Second homes that roam
Eight years ago, I watched an elderly couple spend two long days clearing a fallen tree from the driveway of their vacation cabin.
“We probably should have sold this place and bought an RV,” the man said. “I no longer want to worry about the next tree coming through the kitchen roof. Besides, we want to do some traveling.”
What the couple did not know at the time is that the RV — letters now commonly used rather than recreational vehicle — also can qualify for the mortgage interest deduction as a second home. Two years later they sold the cabin and bought an RV.
According to the Internal Revenue Service (IRS), all “second homes” must be used as security of the loan and must have basic sleeping, cooking and toilet accommodations if the taxpayer wants to claim the mortgage interest deduction. Virtually all RV types are equipped with these facilities.
RV salespeople say the mortgage interest deduction has bolstered sales and that many of the people who are buying RVs now probably would have purchased vacation cabins a few years ago. According to the Recreation Vehicle Industry Association (RVIA), more people are spending longer periods of time on the road — time often spent in a cabin.
The RVIA also notes that lenders are viewing RV buyers as reliable borrowers. Fewer than 2 percent of all RV loans are delinquent, the RVIA says, sparking lenders to extend RV loan terms and thus making monthly payments more affordable. The prices for RVs are all over the board. Some of the larger motorhomes easily crack the $350,000 plateau while some used, folding camp trailers can be purchased for less than $10,000.
Loan terms for new, large RVs typically range from 10 to 12 years, with some lenders willing to extend to 20 years. While many dealers offer their own in-house financing, RV loans can be obtained from credit unions, banks, savings and loans and finance companies. According to the RVIA, a majority of RV lenders require less than a 20 percent down payment, while some are willing to accept less than 10 percent down.

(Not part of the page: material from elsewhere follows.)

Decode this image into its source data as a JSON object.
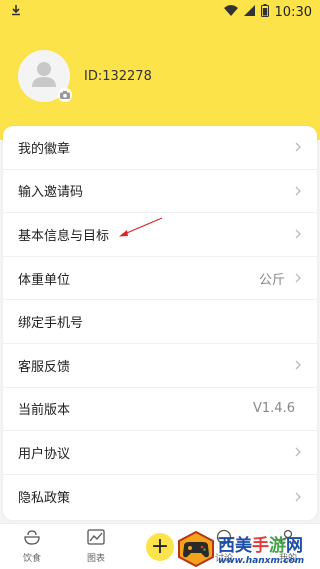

Mortgage interest is deductible on federal income tax on two homes. (Some analysts call the guideline the “Congressmen’s rule” because lawmakers need residences in their home states and the nation’s capital). Although mortgage interest is not a dollar-for-dollar tax credit, it does reduce taxable income.
The IRS publishes two booklets that contain information regarding the tax deductibility of loan interest. Publication 936 — Home Interest Deduction and Publication 523 — Selling Your Home are available via 800-829-3676.
And, there can be an investment side to an RV. Depending on time of year and area, dealers and rental outlets generally charge between $170 and $250 a day for motorhomes and from $100 to $120 a day for truck campers and travel trailers. Those who rent their units typically charge less.
Tom Kelly, former real estate editor for The Seattle Times, is a syndicated columnist and talk-show host.
More Real Estate News
Calendar of Events
- Neil Zurcher: The Best of One-Tank Trips - 7/26/2016
- Excel Basics - 7/26/2016
- A New Adventure: group for widows and widowers - 7/27/2016
- Lock Bottom Blues and Jazz Club: Moises Borges Brazilian Jazz Band - 7/27/2016
- The Pop Tarts - 7/27/2016